New Delhi: India will likely miss its fiscal deficit target of 3.3% that was set earlier this year in the union budget, well-known economist Bibek Debroy told The Wire in a recent interview.
Debroy, who also serves as the chairman of the Prime Minister’s Economic Advisory Council (EAC-PM), also hinted that that “sooner or later” the Centre would have no choice but to reduce income tax rates in the country.
“I don’t know what the figure will be, but the target (of 3.3%) will be difficult to reach,” Debroy said, in what is perhaps the first official acknowledgement that the Narendra Modi government is struggling to prop up revenue collections even as it comes up with supply-side solutions like corporate tax cuts.
While the EAC-PM chairman declined to elaborate on what the eventual fiscal deficit target may end up, he said since the rate of growth was less than what was forecast in the budget, it was inevitable that the fiscal deficit would rise.

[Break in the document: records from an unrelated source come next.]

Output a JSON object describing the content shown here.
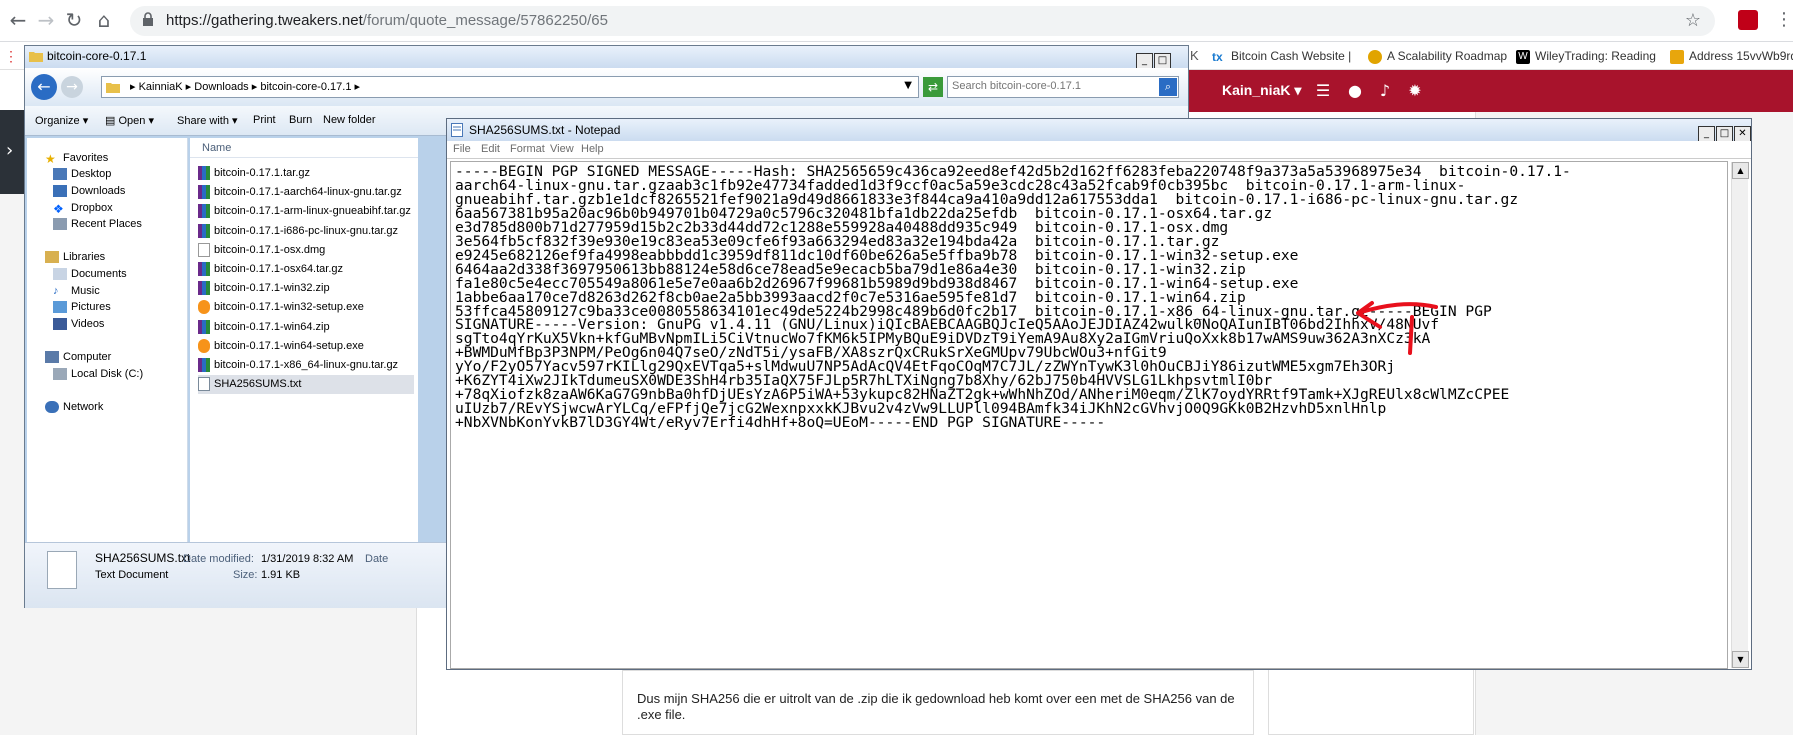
{
  "browser": {
    "url_host": "https://gathering.tweakers.net",
    "url_path": "/forum/quote_message/57862250/65",
    "bookmarks": [
      {
        "label": "Bitcoin Cash Website |",
        "color": "#1a7bd0"
      },
      {
        "label": "A Scalability Roadmap",
        "color": "#e1a400"
      },
      {
        "label": "WileyTrading: Reading",
        "color": "#000000"
      },
      {
        "label": "Address 15vvWb9rdJT",
        "color": "#e8a60c"
      }
    ]
  },
  "site": {
    "username": "Kain_niaK",
    "header_color": "#a8132c"
  },
  "explorer": {
    "title": "bitcoin-core-0.17.1",
    "breadcrumb": [
      "KainniaK",
      "Downloads",
      "bitcoin-core-0.17.1"
    ],
    "search_placeholder": "Search bitcoin-core-0.17.1",
    "toolbar": {
      "organize": "Organize",
      "open": "Open",
      "share_with": "Share with",
      "print": "Print",
      "burn": "Burn",
      "new_folder": "New folder"
    },
    "nav": {
      "favorites": "Favorites",
      "desktop": "Desktop",
      "downloads": "Downloads",
      "dropbox": "Dropbox",
      "recent_places": "Recent Places",
      "libraries": "Libraries",
      "documents": "Documents",
      "music": "Music",
      "pictures": "Pictures",
      "videos": "Videos",
      "computer": "Computer",
      "local_disk": "Local Disk (C:)",
      "network": "Network"
    },
    "column_name": "Name",
    "files": [
      {
        "name": "bitcoin-0.17.1.tar.gz",
        "type": "archive"
      },
      {
        "name": "bitcoin-0.17.1-aarch64-linux-gnu.tar.gz",
        "type": "archive"
      },
      {
        "name": "bitcoin-0.17.1-arm-linux-gnueabihf.tar.gz",
        "type": "archive"
      },
      {
        "name": "bitcoin-0.17.1-i686-pc-linux-gnu.tar.gz",
        "type": "archive"
      },
      {
        "name": "bitcoin-0.17.1-osx.dmg",
        "type": "blank"
      },
      {
        "name": "bitcoin-0.17.1-osx64.tar.gz",
        "type": "archive"
      },
      {
        "name": "bitcoin-0.17.1-win32.zip",
        "type": "archive"
      },
      {
        "name": "bitcoin-0.17.1-win32-setup.exe",
        "type": "bitcoin"
      },
      {
        "name": "bitcoin-0.17.1-win64.zip",
        "type": "archive"
      },
      {
        "name": "bitcoin-0.17.1-win64-setup.exe",
        "type": "bitcoin"
      },
      {
        "name": "bitcoin-0.17.1-x86_64-linux-gnu.tar.gz",
        "type": "archive"
      },
      {
        "name": "SHA256SUMS.txt",
        "type": "text"
      }
    ],
    "details": {
      "filename": "SHA256SUMS.txt",
      "date_modified_label": "Date modified:",
      "date_modified": "1/31/2019 8:32 AM",
      "date_label": "Date",
      "type": "Text Document",
      "size_label": "Size:",
      "size": "1.91 KB"
    }
  },
  "notepad": {
    "title": "SHA256SUMS.txt - Notepad",
    "menu": [
      "File",
      "Edit",
      "Format",
      "View",
      "Help"
    ],
    "lines": [
      "-----BEGIN PGP SIGNED MESSAGE-----Hash: SHA2565659c436ca92eed8ef42d5b2d162ff6283feba220748f9a373a5a53968975e34  bitcoin-0.17.1-",
      "aarch64-linux-gnu.tar.gzaab3c1fb92e47734fadded1d3f9ccf0ac5a59e3cdc28c43a52fcab9f0cb395bc  bitcoin-0.17.1-arm-linux-",
      "gnueabihf.tar.gzb1e1dcf8265521fef9021a9d49d8661833e3f844ca9a410a9dd12a617553dda1  bitcoin-0.17.1-i686-pc-linux-gnu.tar.gz",
      "6aa567381b95a20ac96b0b949701b04729a0c5796c320481bfa1db22da25efdb  bitcoin-0.17.1-osx64.tar.gz",
      "e3d785d800b71d277959d15b2c2b33d44dd72c1288e559928a40488dd935c949  bitcoin-0.17.1-osx.dmg",
      "3e564fb5cf832f39e930e19c83ea53e09cfe6f93a663294ed83a32e194bda42a  bitcoin-0.17.1.tar.gz",
      "e9245e682126ef9fa4998eabbbdd1c3959df811dc10df60be626a5e5ffba9b78  bitcoin-0.17.1-win32-setup.exe",
      "6464aa2d338f3697950613bb88124e58d6ce78ead5e9ecacb5ba79d1e86a4e30  bitcoin-0.17.1-win32.zip",
      "fa1e80c5e4ecc705549a8061e5e7e0aa6b2d26967f99681b5989d9bd938d8467  bitcoin-0.17.1-win64-setup.exe",
      "1abbe6aa170ce7d8263d262f8cb0ae2a5bb3993aacd2f0c7e5316ae595fe81d7  bitcoin-0.17.1-win64.zip",
      "53ffca45809127c9ba33ce0080558634101ec49de5224b2998c489b6d0fc2b17  bitcoin-0.17.1-x86_64-linux-gnu.tar.gz-----BEGIN PGP",
      "SIGNATURE-----Version: GnuPG v1.4.11 (GNU/Linux)iQIcBAEBCAAGBQJcIeQ5AAoJEJDIAZ42wulk0NoQAIunIBT06bd2IhhxV/48NUvf",
      "sgTto4qYrKuX5Vkn+kfGuMBvNpmILi5CiVtnucWo7fKM6k5IPMyBQuE9iDVDzT9iYemA9Au8Xy2aIGmVriuQoXxk8b17wAMS9uw362A3nXCz3kA",
      "+BWMDuMfBp3P3NPM/PeOg6n04Q7seO/zNdT5i/ysaFB/XA8szrQxCRukSrXeGMUpv79UbcWOu3+nfGit9",
      "yYo/F2yO57Yacv597rKILlg29QxEVTqa5+slMdwuU7NP5AdAcQV4EtFqoCOqM7C7JL/zZWYnTywK3l0hOuCBJiY86izutWME5xgm7Eh3ORj",
      "+K6ZYT4iXw2JIkTdumeuSX0WDE3ShH4rb35IaQX75FJLp5R7hLTXiNgng7b8Xhy/62bJ750b4HVVSLG1LkhpsvtmlI0br",
      "+78qXiofzk8zaAW6KaG7G9nbBa0hfDjUEsYzA6P5iWA+53ykupc82HNaZT2gk+wWhNhZOd/ANheriM0eqm/ZlK7oydYRRtf9Tamk+XJgREUlx8cWlMZcCPEE",
      "uIUzb7/REvYSjwcwArYLCq/eFPfjQe7jcG2WexnpxxkKJBvu2v4zVw9LLUPll094BAmfk34iJKhN2cGVhvjO0Q9GKk0B2HzvhD5xnlHnlp",
      "+NbXVNbKonYvkB7lD3GY4Wt/eRyv7Erfi4dhHf+8oQ=UEoM-----END PGP SIGNATURE-----"
    ]
  },
  "post": {
    "text": "Dus mijn SHA256 die er uitrolt van de .zip die ik gedownload heb komt over een met de SHA256 van de .exe file."
  },
  "annotation": {
    "color": "#e8101c"
  }
}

On the issue of cuts in personal income tax rates following the corporate tax reduction, Debroy noted that it would happen but did not provide a timeline.
“Now that the corporate tax has come down, it is certain that the government or the finance minister will sooner or later reduce the income tax rate also,” he said, adding that if this were to happen, there should be no exemptions and that direct taxes will “have an element of progressiveness about them”.

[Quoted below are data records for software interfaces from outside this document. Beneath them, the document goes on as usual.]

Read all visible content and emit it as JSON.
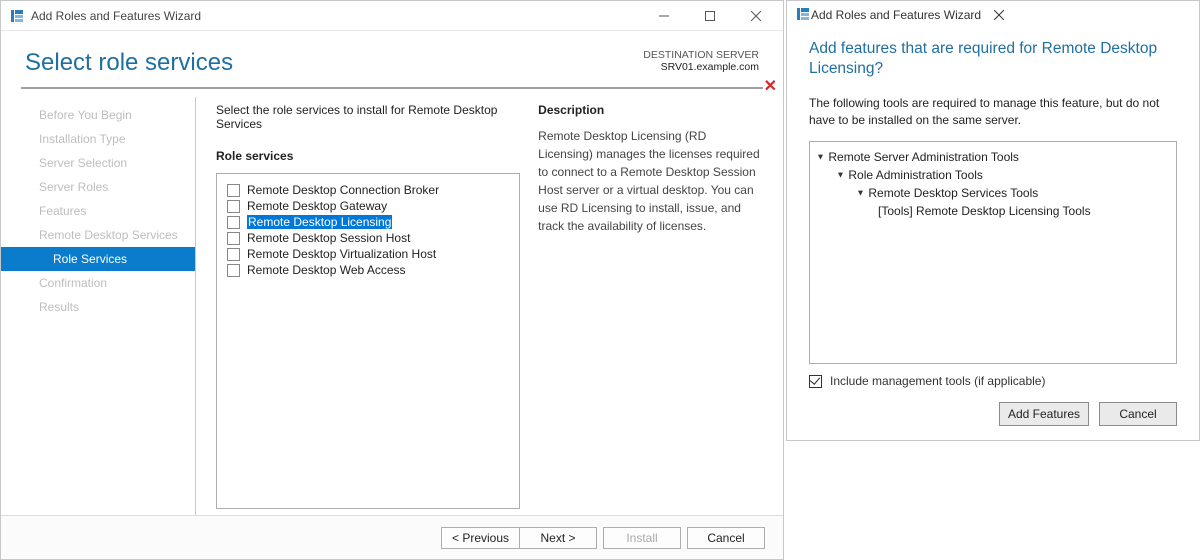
{
  "main_window": {
    "title": "Add Roles and Features Wizard",
    "heading": "Select role services",
    "destination_label": "DESTINATION SERVER",
    "destination_server": "SRV01.example.com",
    "instruction": "Select the role services to install for Remote Desktop Services",
    "nav": [
      {
        "label": "Before You Begin",
        "active": false,
        "sub": false
      },
      {
        "label": "Installation Type",
        "active": false,
        "sub": false
      },
      {
        "label": "Server Selection",
        "active": false,
        "sub": false
      },
      {
        "label": "Server Roles",
        "active": false,
        "sub": false
      },
      {
        "label": "Features",
        "active": false,
        "sub": false
      },
      {
        "label": "Remote Desktop Services",
        "active": false,
        "sub": false
      },
      {
        "label": "Role Services",
        "active": true,
        "sub": true
      },
      {
        "label": "Confirmation",
        "active": false,
        "sub": false
      },
      {
        "label": "Results",
        "active": false,
        "sub": false
      }
    ],
    "services_label": "Role services",
    "services": [
      {
        "label": "Remote Desktop Connection Broker",
        "checked": false,
        "selected": false
      },
      {
        "label": "Remote Desktop Gateway",
        "checked": false,
        "selected": false
      },
      {
        "label": "Remote Desktop Licensing",
        "checked": false,
        "selected": true
      },
      {
        "label": "Remote Desktop Session Host",
        "checked": false,
        "selected": false
      },
      {
        "label": "Remote Desktop Virtualization Host",
        "checked": false,
        "selected": false
      },
      {
        "label": "Remote Desktop Web Access",
        "checked": false,
        "selected": false
      }
    ],
    "description_label": "Description",
    "description_text": "Remote Desktop Licensing (RD Licensing) manages the licenses required to connect to a Remote Desktop Session Host server or a virtual desktop. You can use RD Licensing to install, issue, and track the availability of licenses.",
    "buttons": {
      "previous": "< Previous",
      "next": "Next >",
      "install": "Install",
      "cancel": "Cancel"
    }
  },
  "dialog": {
    "title": "Add Roles and Features Wizard",
    "heading": "Add features that are required for Remote Desktop Licensing?",
    "info": "The following tools are required to manage this feature, but do not have to be installed on the same server.",
    "tree": [
      {
        "indent": 0,
        "expander": true,
        "label": "Remote Server Administration Tools"
      },
      {
        "indent": 1,
        "expander": true,
        "label": "Role Administration Tools"
      },
      {
        "indent": 2,
        "expander": true,
        "label": "Remote Desktop Services Tools"
      },
      {
        "indent": 3,
        "expander": false,
        "label": "[Tools] Remote Desktop Licensing Tools"
      }
    ],
    "include_mgmt_label": "Include management tools (if applicable)",
    "include_mgmt_checked": true,
    "buttons": {
      "add": "Add Features",
      "cancel": "Cancel"
    }
  }
}
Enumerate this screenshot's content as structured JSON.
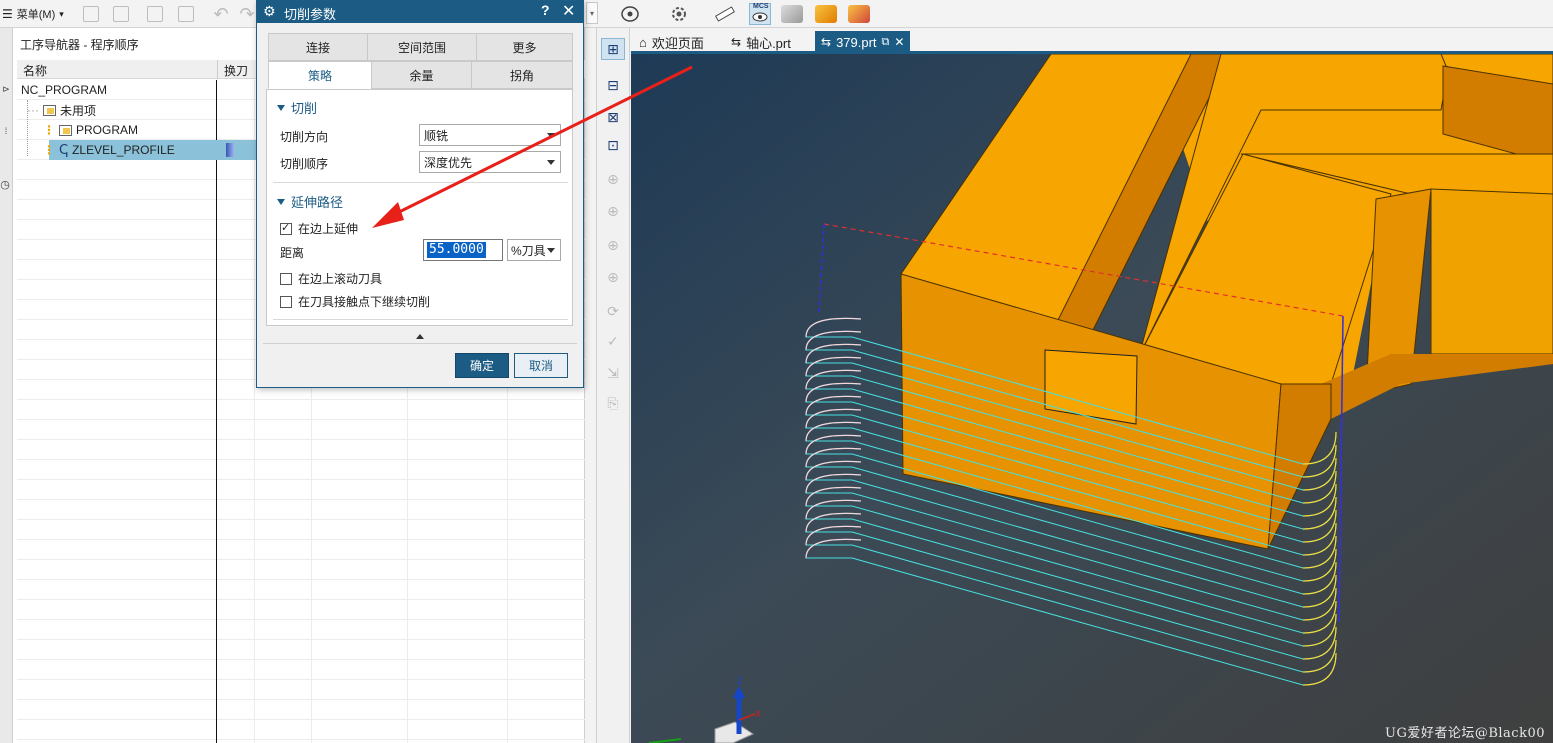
{
  "toolbar": {
    "menu_label": "菜单(M)",
    "menu_arrow": "▾",
    "icons": [
      "new-part-icon",
      "open-icon",
      "save-icon",
      "save-as-icon",
      "undo-icon",
      "redo-icon",
      "view-triad-icon",
      "settings-icon",
      "measure-icon",
      "mcs-icon",
      "tool-icon",
      "geometry-icon",
      "method-icon"
    ],
    "mcs_label": "MCS"
  },
  "navigator": {
    "title": "工序导航器 - 程序顺序",
    "columns": {
      "name": "名称",
      "tool_change": "换刀"
    },
    "tree": [
      {
        "label": "NC_PROGRAM",
        "icon": ""
      },
      {
        "label": "未用项",
        "icon": "folder-icon"
      },
      {
        "label": "PROGRAM",
        "icon": "folder-icon"
      },
      {
        "label": "ZLEVEL_PROFILE",
        "icon": "zlevel-operation-icon",
        "selected": true
      }
    ]
  },
  "dialog": {
    "title": "切削参数",
    "help": "?",
    "close": "✕",
    "tabs_row1": [
      "连接",
      "空间范围",
      "更多"
    ],
    "tabs_row2": [
      "策略",
      "余量",
      "拐角"
    ],
    "active_tab": "策略",
    "section_cut": {
      "title": "切削",
      "cut_direction_label": "切削方向",
      "cut_direction_value": "顺铣",
      "cut_order_label": "切削顺序",
      "cut_order_value": "深度优先"
    },
    "section_extend": {
      "title": "延伸路径",
      "extend_on_edge_label": "在边上延伸",
      "extend_on_edge_checked": true,
      "distance_label": "距离",
      "distance_value": "55.0000",
      "distance_unit": "%刀具",
      "roll_tool_label": "在边上滚动刀具",
      "roll_tool_checked": false,
      "continue_cut_label": "在刀具接触点下继续切削",
      "continue_cut_checked": false
    },
    "ok_label": "确定",
    "cancel_label": "取消"
  },
  "tabs": [
    {
      "label": "欢迎页面",
      "icon": "home-icon",
      "active": false
    },
    {
      "label": "轴心.prt",
      "icon": "part-icon",
      "active": false
    },
    {
      "label": "379.prt",
      "icon": "part-icon",
      "active": true,
      "close": "✕"
    }
  ],
  "viewport": {
    "axis_x": "X",
    "axis_z": "Z",
    "model_color": "#f7a500",
    "background_top": "#1e3a56",
    "background_bottom": "#3d3d3d",
    "toolpath_cyan": "#47e0e0",
    "toolpath_yellow": "#f2dc3c",
    "toolpath_pink": "#f5d6da"
  },
  "watermark": "UG爱好者论坛@Black00"
}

GST and growth debate
The prime minister’s adviser also added to the growing chorus around implementation problems in the GST regime. Finance minister Nirmala Sitharaman recently reacted defensively in a press conference, wherein she noted that it was impossible to just “damn GST now” as it was the law of the country.
Debroy said that apart from flagging international growth, GST was perhaps one of the major domestic factors that affected India’s slowdown.
“GST, I think, did contribute to a growth slowdown… and still is (contributing),” he said, but added quickly that it was difficult to statistically say how much it knocked off growth in percentage terms.
Nevertheless, it was clear to him, that the way it was implemented had been a significant cause behind the slowdown.
In the interview, Debroy also referred to his previous writing earlier this year on the need to abolish the 0% and 28% GST rates and push for reform where an eventual three-rate structure could be settled upon.
The senior economist also added his two cents to the debate over what growth India should expect in FY’20. In the last two months, a number of institutions, including the Reserve Bank of India, have sharply cut their forecast.
When he was asked if this meant he did not agree with NITI Aayog vice-chairman Rajiv Kumar’s claim that growth in the second half of this year would be higher than 7.5% – meaning that FY’20 growth would be at an estimated 6.5% – Debroy said that this question should be put to Kumar and refused to answer.